Avenable, the daughter of Duke Mathem of Soane. When her father’s lands were stolen by Duke Frollo of Germany, she fled to Julius Caesar’s Roman court, disguised herself as a squire, took the name Grisandoles. Here she worked her way up to seneschal, being knighted on the way.
One night the Emperor dreamed of a sow with a gold circle on her head and of twelve “loueaus”. At that time Merlin was in the forest of Romenie. He took the semblance of a stag, ran through the palace, and told the Emperor that only “the wild man” could explain the dream. Merlin also played this same wild man. The Emperor promised his daughter to whomever found either the stag or the wild man. Eventually Grisandoles, instructed by the stag, found the wild man.
The wild man laughed trice on the way back: when he looked at Grisandoles, when he saw many poor people before an abbey, and when he saw a squire strike his master three times during Mass at a chapel. Brought before the Emperor, the wild man explained that he was a Christian and that he had laughed the first time because a good and beautiful woman had found both stag and wild man where many men had failed, the second time because the beggars at the abbey had a rich treasure buried under their feet, and the third time because a great treasure was hidden at the place where the squire struck his master.
The Emperor’s dream, which Merlin, as the wild man, related before expounding, to prove his knowledge, meant that the Empress’ twelve handmaidens were twelve young men in disguise. The Empress and her twelve lovers were burned at the stake. Merlin advised the Emperor to marry Avenable and not act contrary to her will when they were married. Merlin also assured the Emperor that his daughter was really his and would not resemble the late Empress, her mother. Letters appearing over the door then revealed that the stag and the wild man were both Merlin. The Emperor sent for Avenable’s parents and brother Patrices (Patrick), married Avenable, married his daughter to Patrices, and lived long and happily with his new wife. A similar story is recounted in the romance of Silence.

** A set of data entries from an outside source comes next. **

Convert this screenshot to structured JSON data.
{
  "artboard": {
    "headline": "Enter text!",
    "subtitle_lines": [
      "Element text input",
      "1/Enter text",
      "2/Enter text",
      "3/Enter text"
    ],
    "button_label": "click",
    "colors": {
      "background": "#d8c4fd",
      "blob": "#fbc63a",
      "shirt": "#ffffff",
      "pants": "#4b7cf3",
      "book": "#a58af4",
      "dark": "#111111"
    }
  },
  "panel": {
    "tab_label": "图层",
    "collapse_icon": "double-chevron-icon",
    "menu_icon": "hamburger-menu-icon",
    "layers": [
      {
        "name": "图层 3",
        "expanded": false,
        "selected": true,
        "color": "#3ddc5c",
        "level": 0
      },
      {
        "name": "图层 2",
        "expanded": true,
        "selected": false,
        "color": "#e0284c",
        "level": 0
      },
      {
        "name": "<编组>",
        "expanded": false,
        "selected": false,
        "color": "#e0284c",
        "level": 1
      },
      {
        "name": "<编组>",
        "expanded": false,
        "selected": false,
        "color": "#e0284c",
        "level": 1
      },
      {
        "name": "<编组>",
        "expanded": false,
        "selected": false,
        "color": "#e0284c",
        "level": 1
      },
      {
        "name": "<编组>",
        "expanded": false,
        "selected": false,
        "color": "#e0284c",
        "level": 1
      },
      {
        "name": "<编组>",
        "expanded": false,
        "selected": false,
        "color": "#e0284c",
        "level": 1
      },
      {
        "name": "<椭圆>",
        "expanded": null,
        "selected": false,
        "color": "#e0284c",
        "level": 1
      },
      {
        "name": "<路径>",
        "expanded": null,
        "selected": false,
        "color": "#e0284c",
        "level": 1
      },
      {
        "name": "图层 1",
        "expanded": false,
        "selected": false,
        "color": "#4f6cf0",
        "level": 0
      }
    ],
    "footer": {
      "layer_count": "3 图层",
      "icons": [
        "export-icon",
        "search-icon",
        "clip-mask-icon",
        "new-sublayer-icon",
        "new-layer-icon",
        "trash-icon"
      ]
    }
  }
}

This seems to be a tale of Merlin’s youth, and the Emperor in question may have been a predecessor of the Lucius whom Arthur conquered and killed. Even if the Emperor is identified with Lucius, a romancer might be justified in having the widowed Avenable-Grisandoles come back to Britain with other Continental knights, like Sir Priamus.
Vulgate Merlin | 1220-1235
Prose Merlin | Mid-15th century